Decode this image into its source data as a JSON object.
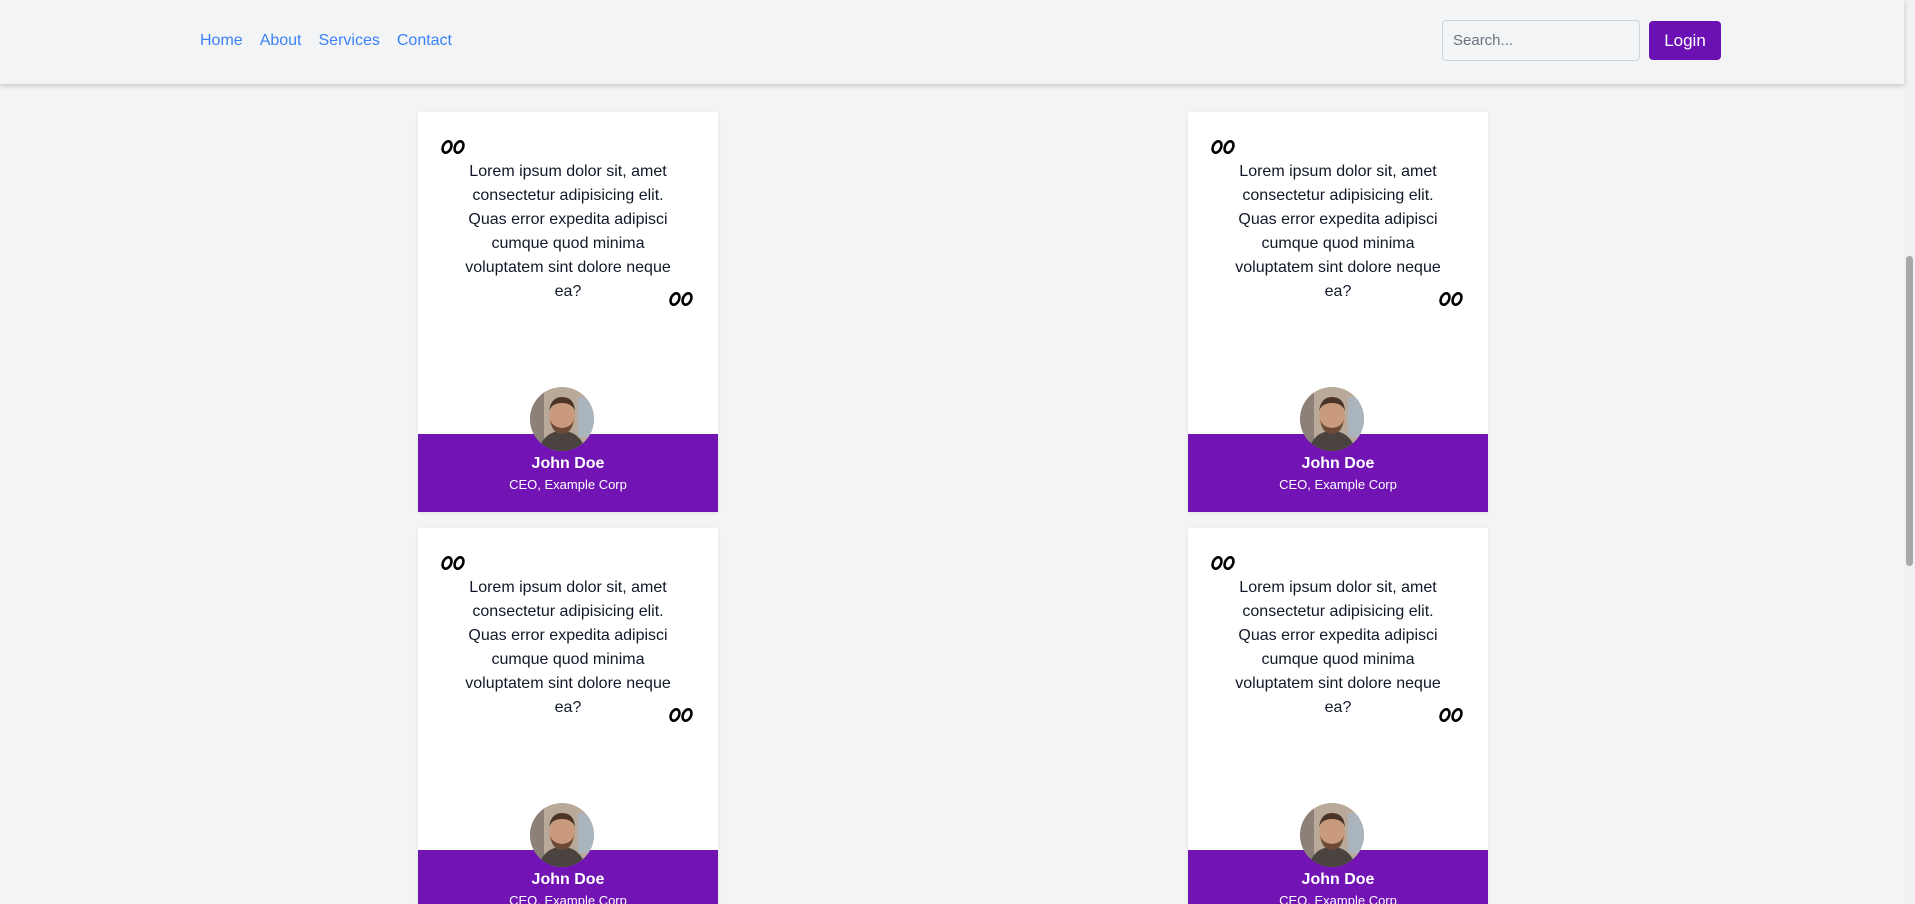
{
  "navbar": {
    "links": [
      "Home",
      "About",
      "Services",
      "Contact"
    ],
    "search": {
      "placeholder": "Search...",
      "value": ""
    },
    "login_label": "Login"
  },
  "colors": {
    "accent": "#7213b4",
    "link": "#3b82f6",
    "background": "#f3f4f6"
  },
  "testimonials": [
    {
      "quote": "Lorem ipsum dolor sit, amet consectetur adipisicing elit. Quas error expedita adipisci cumque quod minima voluptatem sint dolore neque ea?",
      "name": "John Doe",
      "role": "CEO, Example Corp"
    },
    {
      "quote": "Lorem ipsum dolor sit, amet consectetur adipisicing elit. Quas error expedita adipisci cumque quod minima voluptatem sint dolore neque ea?",
      "name": "John Doe",
      "role": "CEO, Example Corp"
    },
    {
      "quote": "Lorem ipsum dolor sit, amet consectetur adipisicing elit. Quas error expedita adipisci cumque quod minima voluptatem sint dolore neque ea?",
      "name": "John Doe",
      "role": "CEO, Example Corp"
    },
    {
      "quote": "Lorem ipsum dolor sit, amet consectetur adipisicing elit. Quas error expedita adipisci cumque quod minima voluptatem sint dolore neque ea?",
      "name": "John Doe",
      "role": "CEO, Example Corp"
    }
  ]
}
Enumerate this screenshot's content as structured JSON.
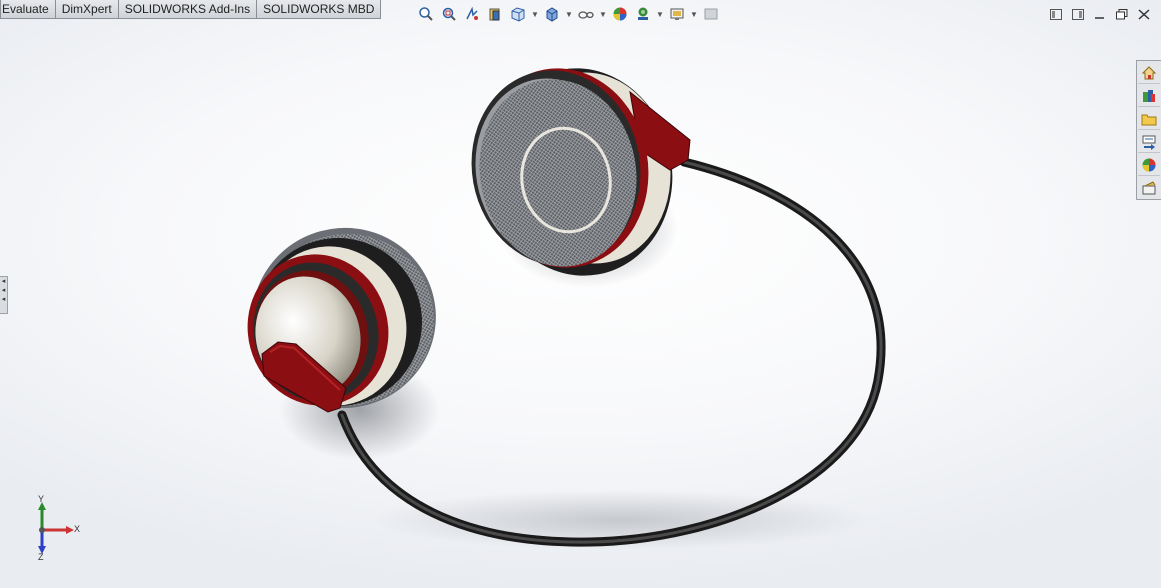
{
  "tabs": [
    "Evaluate",
    "DimXpert",
    "SOLIDWORKS Add-Ins",
    "SOLIDWORKS MBD"
  ],
  "hud_toolbar": [
    {
      "icon": "zoom-to-fit-icon"
    },
    {
      "icon": "zoom-to-area-icon"
    },
    {
      "icon": "previous-view-icon"
    },
    {
      "icon": "section-view-icon"
    },
    {
      "icon": "view-orientation-icon"
    },
    {
      "icon": "display-style-icon"
    },
    {
      "icon": "hide-show-items-icon"
    },
    {
      "icon": "edit-appearance-icon"
    },
    {
      "icon": "apply-scene-icon"
    },
    {
      "icon": "view-settings-icon"
    },
    {
      "icon": "monitor-icon"
    }
  ],
  "window_controls": [
    "tile-horizontal-icon",
    "tile-vertical-icon",
    "minimize-icon",
    "restore-icon",
    "close-icon"
  ],
  "task_pane": [
    "solidworks-resources-icon",
    "design-library-icon",
    "file-explorer-icon",
    "view-palette-icon",
    "appearances-scenes-icon",
    "custom-properties-icon"
  ],
  "triad": {
    "x_label": "X",
    "y_label": "Y",
    "z_label": "Z"
  },
  "colors": {
    "earcup_red": "#8b0f12",
    "cushion_gray": "#6b6e74",
    "cable": "#2a2a2a",
    "inner_cream": "#e6e2d6"
  }
}
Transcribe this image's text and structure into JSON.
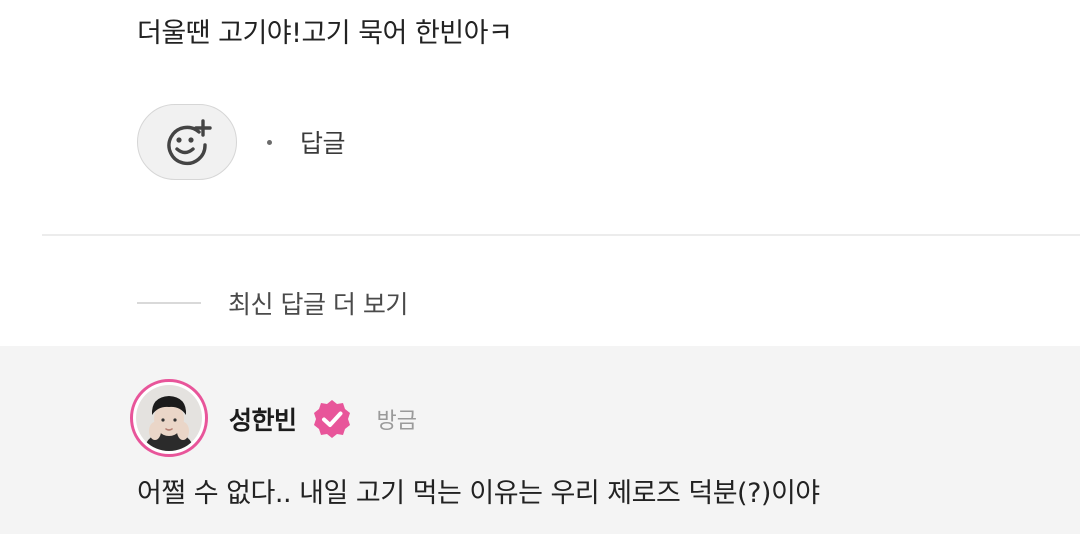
{
  "comment": {
    "text": "더울땐 고기야!고기 묵어 한빈아ㅋ",
    "reaction_icon": "smiley-add-icon",
    "reply_label": "답글"
  },
  "thread": {
    "more_replies_label": "최신 답글 더 보기"
  },
  "reply": {
    "author_name": "성한빈",
    "verified_icon": "verified-badge-icon",
    "timestamp": "방금",
    "text": "어쩔 수 없다.. 내일 고기 먹는 이유는 우리 제로즈 덕분(?)이야",
    "accent_color": "#e8559a"
  }
}
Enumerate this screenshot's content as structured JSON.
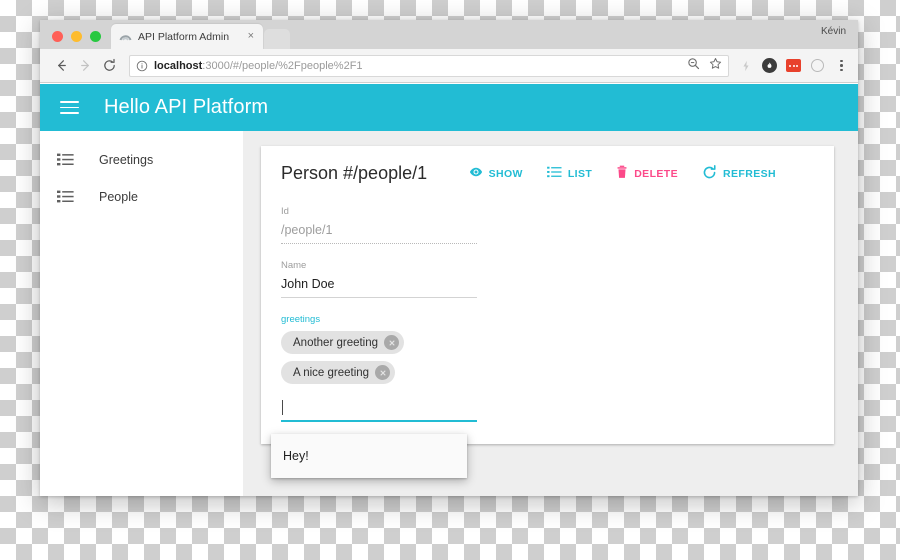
{
  "browser": {
    "profile_name": "Kévin",
    "tab": {
      "title": "API Platform Admin",
      "close_label": "×",
      "favicon": "rainbow-arc-icon"
    },
    "nav": {
      "back": "back-arrow-icon",
      "forward": "forward-arrow-icon",
      "reload": "reload-icon"
    },
    "omnibox": {
      "info_icon": "info-circle-icon",
      "host": "localhost",
      "path": ":3000/#/people/%2Fpeople%2F1",
      "full_url": "localhost:3000/#/people/%2Fpeople%2F1",
      "zoom_icon": "zoom-magnifier-icon",
      "bookmark_icon": "star-icon"
    },
    "extensions": [
      {
        "name": "lightning-icon"
      },
      {
        "name": "dark-circle-flame-icon"
      },
      {
        "name": "red-square-icon"
      },
      {
        "name": "gray-ring-icon"
      },
      {
        "name": "kebab-menu-icon"
      }
    ]
  },
  "app": {
    "header": {
      "menu_icon": "hamburger-menu-icon",
      "title": "Hello API Platform"
    },
    "sidebar": {
      "items": [
        {
          "label": "Greetings",
          "icon": "list-icon"
        },
        {
          "label": "People",
          "icon": "list-icon"
        }
      ]
    },
    "card": {
      "title": "Person #/people/1",
      "actions": [
        {
          "label": "SHOW",
          "icon": "eye-icon",
          "tone": "teal"
        },
        {
          "label": "LIST",
          "icon": "list-icon",
          "tone": "teal"
        },
        {
          "label": "DELETE",
          "icon": "trash-icon",
          "tone": "pink"
        },
        {
          "label": "REFRESH",
          "icon": "refresh-icon",
          "tone": "teal"
        }
      ],
      "fields": [
        {
          "label": "Id",
          "value": "/people/1",
          "state": "disabled"
        },
        {
          "label": "Name",
          "value": "John Doe",
          "state": "normal"
        }
      ],
      "chip_field": {
        "label": "greetings",
        "state": "focused",
        "chips": [
          {
            "text": "Another greeting",
            "remove_icon": "close-circle-icon"
          },
          {
            "text": "A nice greeting",
            "remove_icon": "close-circle-icon"
          }
        ],
        "input_value": "",
        "suggestions": [
          {
            "label": "Hey!"
          }
        ]
      },
      "save_button": {
        "label": ""
      }
    }
  },
  "colors": {
    "accent_teal": "#22bcd4",
    "danger_pink": "#fc4989",
    "canvas_gray": "#eeeeee",
    "chip_gray": "#e2e2e2"
  }
}
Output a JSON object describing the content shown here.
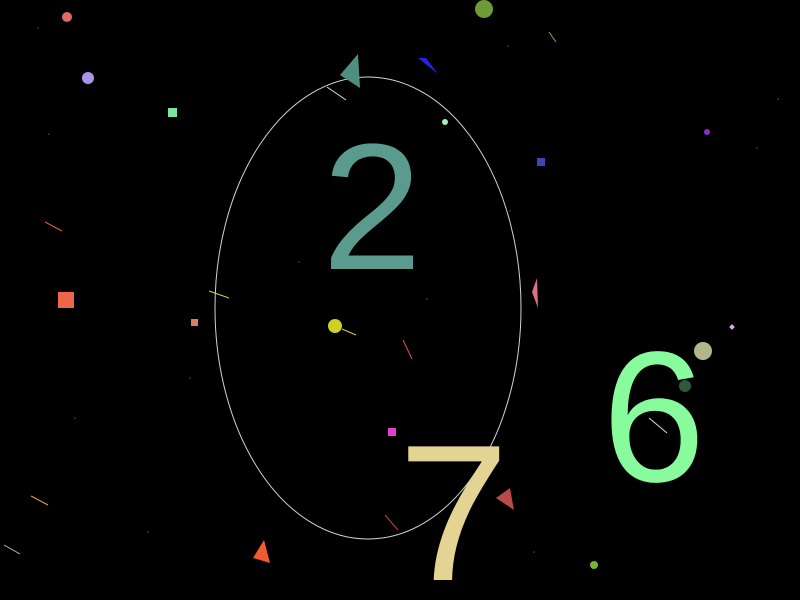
{
  "numbers": [
    {
      "id": "two",
      "text": "2",
      "color": "#5a9a8f"
    },
    {
      "id": "seven",
      "text": "7",
      "color": "#e3d493"
    },
    {
      "id": "six",
      "text": "6",
      "color": "#88fc9c"
    }
  ],
  "colors": {
    "background": "#000000",
    "ring": "#d8d8d8"
  }
}
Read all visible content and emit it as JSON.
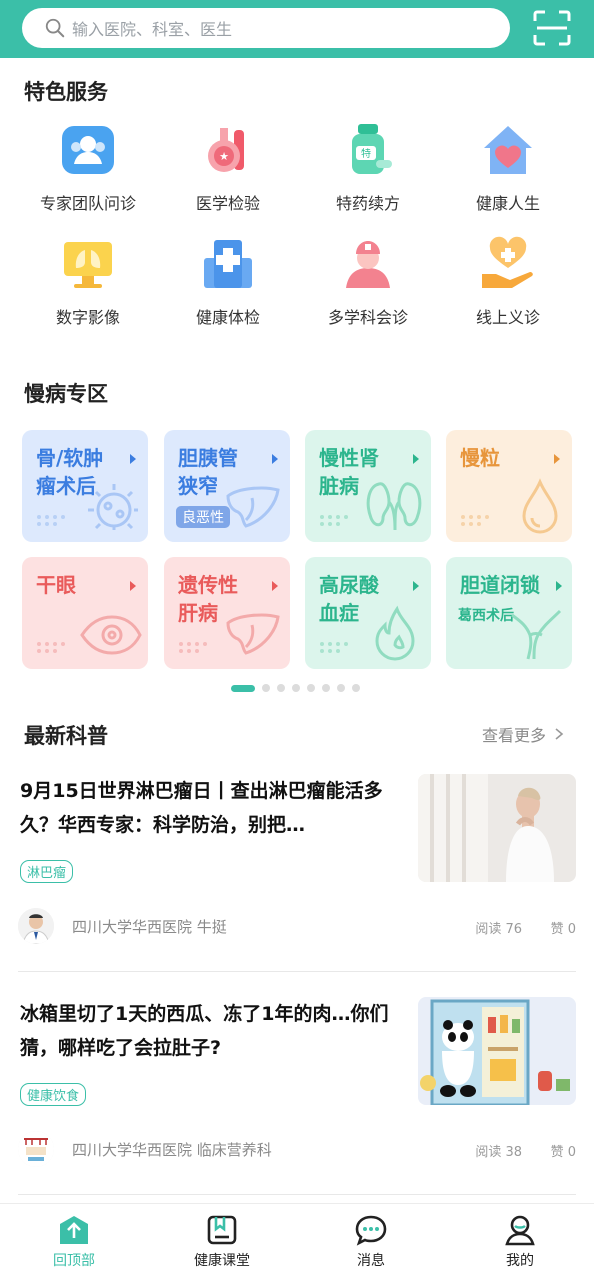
{
  "search": {
    "placeholder": "输入医院、科室、医生"
  },
  "icons": {
    "search": "search-icon",
    "scan": "scan-icon"
  },
  "colors": {
    "accent": "#3bbfa8"
  },
  "featured": {
    "title": "特色服务",
    "items": [
      {
        "label": "专家团队问诊",
        "icon": "expert-team-icon"
      },
      {
        "label": "医学检验",
        "icon": "lab-flask-icon"
      },
      {
        "label": "特药续方",
        "icon": "medicine-bottle-icon"
      },
      {
        "label": "健康人生",
        "icon": "health-house-icon"
      },
      {
        "label": "数字影像",
        "icon": "lung-monitor-icon"
      },
      {
        "label": "健康体检",
        "icon": "hospital-icon"
      },
      {
        "label": "多学科会诊",
        "icon": "doctor-icon"
      },
      {
        "label": "线上义诊",
        "icon": "heart-hand-icon"
      }
    ]
  },
  "chronic": {
    "title": "慢病专区",
    "cards": [
      {
        "line1": "骨/软肿",
        "line2": "瘤术后",
        "sub": "",
        "theme": "blue",
        "deco": "bacteria-icon"
      },
      {
        "line1": "胆胰管",
        "line2": "狭窄",
        "sub": "良恶性",
        "theme": "blue",
        "deco": "liver-icon"
      },
      {
        "line1": "慢性肾",
        "line2": "脏病",
        "sub": "",
        "theme": "green",
        "deco": "kidney-icon"
      },
      {
        "line1": "慢粒",
        "line2": "",
        "sub": "",
        "theme": "orange",
        "deco": "drop-icon"
      },
      {
        "line1": "干眼",
        "line2": "",
        "sub": "",
        "theme": "red",
        "deco": "eye-icon"
      },
      {
        "line1": "遗传性",
        "line2": "肝病",
        "sub": "",
        "theme": "red",
        "deco": "liver-icon"
      },
      {
        "line1": "高尿酸",
        "line2": "血症",
        "sub": "",
        "theme": "green",
        "deco": "flame-icon"
      },
      {
        "line1": "胆道闭锁",
        "line2": "",
        "sub": "葛西术后",
        "theme": "green",
        "deco": "bile-duct-icon"
      }
    ]
  },
  "news": {
    "title": "最新科普",
    "more": "查看更多",
    "articles": [
      {
        "title": "9月15日世界淋巴瘤日丨查出淋巴瘤能活多久？华西专家：科学防治，别把…",
        "tag": "淋巴瘤",
        "source": "四川大学华西医院  牛挺",
        "read": "阅读 76",
        "like": "赞 0"
      },
      {
        "title": "冰箱里切了1天的西瓜、冻了1年的肉…你们猜，哪样吃了会拉肚子?",
        "tag": "健康饮食",
        "source": "四川大学华西医院  临床营养科",
        "read": "阅读 38",
        "like": "赞 0"
      }
    ]
  },
  "pager": {
    "total": 8,
    "active": 1
  },
  "tabbar": [
    {
      "label": "回顶部",
      "icon": "back-to-top-icon",
      "active": true
    },
    {
      "label": "健康课堂",
      "icon": "classroom-icon",
      "active": false
    },
    {
      "label": "消息",
      "icon": "message-icon",
      "active": false
    },
    {
      "label": "我的",
      "icon": "profile-icon",
      "active": false
    }
  ]
}
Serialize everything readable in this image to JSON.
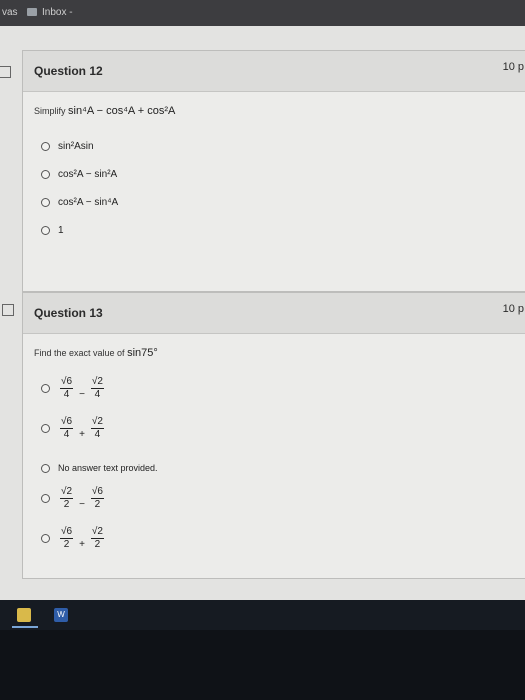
{
  "browser": {
    "tab_left": "vas",
    "tab_inbox": "Inbox -"
  },
  "q12": {
    "title": "Question 12",
    "points": "10 p",
    "prompt_label": "Simplify",
    "prompt_expr": "sin⁴A − cos⁴A + cos²A",
    "options": [
      "sin²Asin",
      "cos²A − sin²A",
      "cos²A − sin⁴A",
      "1"
    ]
  },
  "q13": {
    "title": "Question 13",
    "points": "10 p",
    "prompt_label": "Find the exact value of",
    "prompt_expr": "sin75°",
    "options": [
      {
        "n1": "√6",
        "d1": "4",
        "op": "−",
        "n2": "√2",
        "d2": "4"
      },
      {
        "n1": "√6",
        "d1": "4",
        "op": "+",
        "n2": "√2",
        "d2": "4"
      },
      {
        "text": "No answer text provided."
      },
      {
        "n1": "√2",
        "d1": "2",
        "op": "−",
        "n2": "√6",
        "d2": "2"
      },
      {
        "n1": "√6",
        "d1": "2",
        "op": "+",
        "n2": "√2",
        "d2": "2"
      }
    ]
  },
  "taskbar": {
    "word_label": "W"
  }
}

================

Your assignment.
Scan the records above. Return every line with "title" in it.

Written reply.
      "title": "API Platform Admin",
      "title": "Hello API Platform"
      "title": "Person #/people/1",
    "title": "特色服务",
    "title": "慢病专区",
    "title": "最新科普",
        "title": "9月15日世界淋巴瘤日丨查出淋巴瘤能活多久？华西专家：科学防治，别把…",
        "title": "冰箱里切了1天的西瓜、冻了1年的肉…你们猜，哪样吃了会拉肚子?",
    "title": "Question 12",
    "title": "Question 13",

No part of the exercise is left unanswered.